During the initialization process, Zarf will seed the cluster with a container registry to store images that other packages may require. The init package has the option to deploy other features to your cluster, such as a Git server to manage your repositories or a PLG logging stack that allows you to monitor the applications running on your cluster. For additional information on the init package, we provide detailed documentation on the Zarf ‘init’ package page.

To initialize your cluster, you need to run the command zarf init. This command will search for a file with the specific naming convention: zarf-init-{ARCHITECTURE}-{VERSION}.tar.zst. The architecture must match that of the cluster you are deploying to. If you are deploying to a cluster with a different architecture, you will need to specify the name of the architecture you are deploying on with the -a flag. For example, if you are on an arm64 machine but are deploying on an amd64 machine, you will run zarf init -a amd64.

You do not need to create init configs by yourself unless you want to customize how your cluster is installed/configured. For example, if you want to use the init process to install a specifically configured K3s cluster onto your host machine, you can create a specific package to do that before running the init package.

ZarfPackageConfig refers to any package that is not an init package and is used to define specific capabilities that you want to deploy onto your initialized cluster.

To deploy a Zarf Package, you can use the command zarf package deploy. This will prompt you to select from all of the files in your current directory that match the name zarf-package-*.tar.zst. Alternatively, if you already know which package you want to deploy, you can simply use the command zarf package deploy {PACKAGE_NAME}.

During the deployment process, Zarf will leverage the infrastructure created during the ‘init’ process (such as the Docker registry and Git server) to push all the necessary images and repositories required for the package to operate.

If you already have a Zarf package and you want to create an updated package you would normally have to re-create the entire package from scratch, including things that might not have changed.

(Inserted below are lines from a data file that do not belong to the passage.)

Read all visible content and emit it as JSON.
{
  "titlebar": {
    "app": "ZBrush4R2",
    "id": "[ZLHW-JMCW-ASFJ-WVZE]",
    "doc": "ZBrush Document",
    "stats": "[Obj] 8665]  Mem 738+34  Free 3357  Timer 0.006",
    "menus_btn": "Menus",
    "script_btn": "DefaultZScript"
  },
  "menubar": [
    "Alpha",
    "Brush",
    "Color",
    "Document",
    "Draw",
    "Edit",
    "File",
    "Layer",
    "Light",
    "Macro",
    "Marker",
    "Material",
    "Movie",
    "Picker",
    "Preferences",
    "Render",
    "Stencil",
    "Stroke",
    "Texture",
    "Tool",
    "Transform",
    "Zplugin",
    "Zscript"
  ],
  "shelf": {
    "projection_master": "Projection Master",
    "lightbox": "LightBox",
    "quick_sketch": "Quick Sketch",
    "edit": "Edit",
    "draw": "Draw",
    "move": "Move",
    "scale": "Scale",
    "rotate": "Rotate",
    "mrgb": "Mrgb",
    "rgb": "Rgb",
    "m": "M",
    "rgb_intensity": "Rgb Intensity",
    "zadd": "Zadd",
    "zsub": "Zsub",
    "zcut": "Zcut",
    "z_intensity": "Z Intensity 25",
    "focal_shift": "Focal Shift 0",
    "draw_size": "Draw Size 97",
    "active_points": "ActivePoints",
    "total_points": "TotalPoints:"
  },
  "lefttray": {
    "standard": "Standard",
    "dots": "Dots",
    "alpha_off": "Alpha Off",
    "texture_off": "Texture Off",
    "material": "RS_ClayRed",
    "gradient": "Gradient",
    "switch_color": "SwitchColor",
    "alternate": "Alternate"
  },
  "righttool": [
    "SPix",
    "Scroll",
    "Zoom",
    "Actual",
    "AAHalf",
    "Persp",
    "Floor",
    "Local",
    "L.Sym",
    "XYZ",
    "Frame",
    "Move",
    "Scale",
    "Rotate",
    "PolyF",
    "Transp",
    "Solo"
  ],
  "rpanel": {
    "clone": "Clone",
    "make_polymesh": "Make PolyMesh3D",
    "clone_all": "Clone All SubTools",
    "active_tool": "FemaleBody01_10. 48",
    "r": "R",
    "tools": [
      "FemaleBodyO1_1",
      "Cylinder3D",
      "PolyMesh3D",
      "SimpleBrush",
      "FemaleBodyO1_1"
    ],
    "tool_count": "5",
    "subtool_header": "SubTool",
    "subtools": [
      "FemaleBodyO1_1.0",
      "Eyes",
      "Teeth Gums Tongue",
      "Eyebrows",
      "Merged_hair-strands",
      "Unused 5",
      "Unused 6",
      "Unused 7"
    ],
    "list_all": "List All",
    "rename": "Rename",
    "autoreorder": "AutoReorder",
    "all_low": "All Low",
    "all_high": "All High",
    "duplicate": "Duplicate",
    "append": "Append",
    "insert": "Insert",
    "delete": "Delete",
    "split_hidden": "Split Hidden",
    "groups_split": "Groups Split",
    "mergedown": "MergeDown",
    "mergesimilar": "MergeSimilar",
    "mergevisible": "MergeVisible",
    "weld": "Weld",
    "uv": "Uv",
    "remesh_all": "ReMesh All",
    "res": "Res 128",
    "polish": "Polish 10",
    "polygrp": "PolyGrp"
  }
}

Depending on your workflow, you may want to create a package that only contains the artifacts that have changed since the last time you built your package. This can be achieved by using the --differential flag while running the zarf package create command. You can use this flag to point to an already built package you have locally or to a package that has been previously published to a registry.

A source can be used with the following commands as their first argument:

  • zarf package deploy <source>
  • zarf package inspect <source>
  • zarf package remove <source>
  • zarf package publish <source>
  • zarf package pull <source>
  • zarf package mirror-resources <source>

Zarf currently supports consuming packages from the following sources:

A local tarball is the default output of zarf package create and is a package contained within a tarball with or without Zstandard compression. Compression is determined by a given package’s metadata.uncompressed key within it’s zarf.yaml package definition

A split tarball is a local tarball that has been split into multiple parts so that it can fit on smaller media when traveling to a disconnected environment (i.e. on DVDs). These packages are created by specifying a maximum number of megabytes with --max-package-size on zarf package create and if the resulting tarball is larger than that size it will be split into chunks.

A remote tarball is a Zarf package tarball that is hosted on a web server that is accessible to the current machine. By default Zarf does not provide a mechanism to place a package on a web server, but this is easy to orchestrate with other tooling such as uploading a package to a continuous integration system’s artifact storage or to a repository’s release page.

An OCI package is one that has been published to an OCI compatible registry using zarf package publish or the -o option on zarf package create. These packages live within a given registry and you can learn more about them in our Publish & Deploy Packages w/OCI Tutorial.